Over the past ten year, data-centric roles have seen a surge in popularity. This is especially true in the last five years. Although data analyst and data science roles share some similarities, especially when it comes to the basics of each job, they each play an important part in a business or organization but have different day-today functions.
This article will explain the main responsibilities of data scientists and data analysts, their value to an organization, as well as how to start your career in these areas.
What is a Data Analyst?
Data analysts are responsible for the design and maintenance of data systems and processes. They are the ‘gatekeeper’ of data in an organization and help to inform strategic business decisions.
Data analysts are data scientists who collect data and translate it into layman terms to help companies make better business decisions and decide the next steps. This is a vital role as the data they collect can have a significant impact on an organization’s future.
According to LinkedIn, the field of data science has seen a 46% increase in its hiring since 2019. This makes it an important role for all companies and organizations. It also shows that there is a high demand for these positions.
What does a Data Analyst do?
Data analysts can also use data systems to identify bottlenecks and areas for improvement that are slowing down processes, especially in large companies. This important role can increase efficiency and organization in a company, as well as identify and fix code problems and other data-related issues.
Top Data Analyst Skills You Should Know
Data analysts must be very organized as they work with lots of code and data. Data analysts must be able to access, store, and access the data.
Strong mathematical skills are also required, as data analysts are responsible to collect, measure, analyze, and interpret data. This role is also known for its analytical skills.
These are the most important skills for data analysts if you’re interested in a career.
Outstanding organizational skills
Critical thinking skills
Data visualization (representing data via graphs or other visual means)
Programming knowledge (Python R, SQL)
Understanding of report generation
Data Analyst Roles and Responsibilities
Data analysts typically have the following responsibilities:
Data management, including creation, update, and deletion
Managing users and roles
Helping maintain data systems
Reporting and analysis
Examining data for potential errors, bottlenecks, or opportunities for improvement
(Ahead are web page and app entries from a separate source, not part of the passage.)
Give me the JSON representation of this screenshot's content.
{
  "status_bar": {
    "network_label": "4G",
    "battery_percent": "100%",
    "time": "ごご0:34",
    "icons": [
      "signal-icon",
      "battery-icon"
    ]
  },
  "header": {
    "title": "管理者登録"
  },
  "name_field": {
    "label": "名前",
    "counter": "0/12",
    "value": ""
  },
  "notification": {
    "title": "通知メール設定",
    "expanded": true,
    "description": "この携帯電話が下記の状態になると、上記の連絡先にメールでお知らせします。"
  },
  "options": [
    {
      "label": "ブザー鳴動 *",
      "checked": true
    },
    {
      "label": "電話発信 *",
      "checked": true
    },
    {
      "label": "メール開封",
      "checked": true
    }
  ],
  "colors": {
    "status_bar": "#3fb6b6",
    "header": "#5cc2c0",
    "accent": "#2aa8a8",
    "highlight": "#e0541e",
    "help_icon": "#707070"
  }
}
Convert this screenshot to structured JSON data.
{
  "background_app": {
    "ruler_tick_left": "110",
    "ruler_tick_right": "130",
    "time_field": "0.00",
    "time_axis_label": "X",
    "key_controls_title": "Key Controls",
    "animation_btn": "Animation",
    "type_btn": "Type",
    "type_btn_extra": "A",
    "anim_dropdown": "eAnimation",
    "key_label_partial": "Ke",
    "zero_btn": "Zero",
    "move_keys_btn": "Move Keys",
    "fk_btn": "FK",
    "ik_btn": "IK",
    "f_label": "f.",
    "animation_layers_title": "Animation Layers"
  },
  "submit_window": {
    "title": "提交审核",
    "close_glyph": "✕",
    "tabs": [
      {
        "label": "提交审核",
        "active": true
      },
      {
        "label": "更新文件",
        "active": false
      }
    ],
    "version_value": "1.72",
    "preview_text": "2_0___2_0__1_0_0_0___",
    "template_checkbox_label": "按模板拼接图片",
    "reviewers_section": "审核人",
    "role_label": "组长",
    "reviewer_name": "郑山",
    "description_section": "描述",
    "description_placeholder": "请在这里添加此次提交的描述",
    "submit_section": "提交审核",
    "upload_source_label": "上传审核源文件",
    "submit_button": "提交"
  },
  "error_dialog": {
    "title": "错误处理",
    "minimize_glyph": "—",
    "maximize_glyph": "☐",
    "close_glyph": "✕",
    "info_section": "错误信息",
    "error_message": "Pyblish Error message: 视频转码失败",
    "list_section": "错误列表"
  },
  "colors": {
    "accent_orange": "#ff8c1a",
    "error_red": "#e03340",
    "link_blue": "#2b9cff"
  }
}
Collaborating with other technical teams to identify opportunities for process improvement and system modifications
They collect, monitor, organize, and manage data day-to-day. They may also assess trends and bottlenecks and identify areas for improvement with the help of other teams.
Data Analysts are able to help executives make informed business decisions that will help them reach their organizational goals.
Data Analyst Jobs for Entry-Level Positions
If you are new to the field and want to start your career as a data analyst you will need an entry-level job that can help you get started. Internships can be a great way for you to gain real-world experience and also serve as a reference.
Before you can become a data analyst, however, you need to have the basics. This includes knowledge of programming languages and data tools, as well as how to visualize and present data for an organization.
A coding bootcamp is the best place to begin. Coding Dojo offers flexible, part-time and easy-to-access bootcamps in coding that will prepare you to become a data analyst.
This course will teach you everything about Python data science and machine-learning, which are essential parts of this field. This course is designed to prepare you to become a data analyst.
Data analysts are required to use tools to store, organize, and monitor company data. It is essential to be able to use this software. Your future employer will need to know how you use it.
It’s a great way of showing that you are able to work as a data analyst, and to demonstrate that you have the discipline to learn and work towards your career goals. These are essential tools you will need to be considered for hire.
SQL is an advanced tool that allows you to work with large amounts of data. It may not be necessary for entry-level workers, however.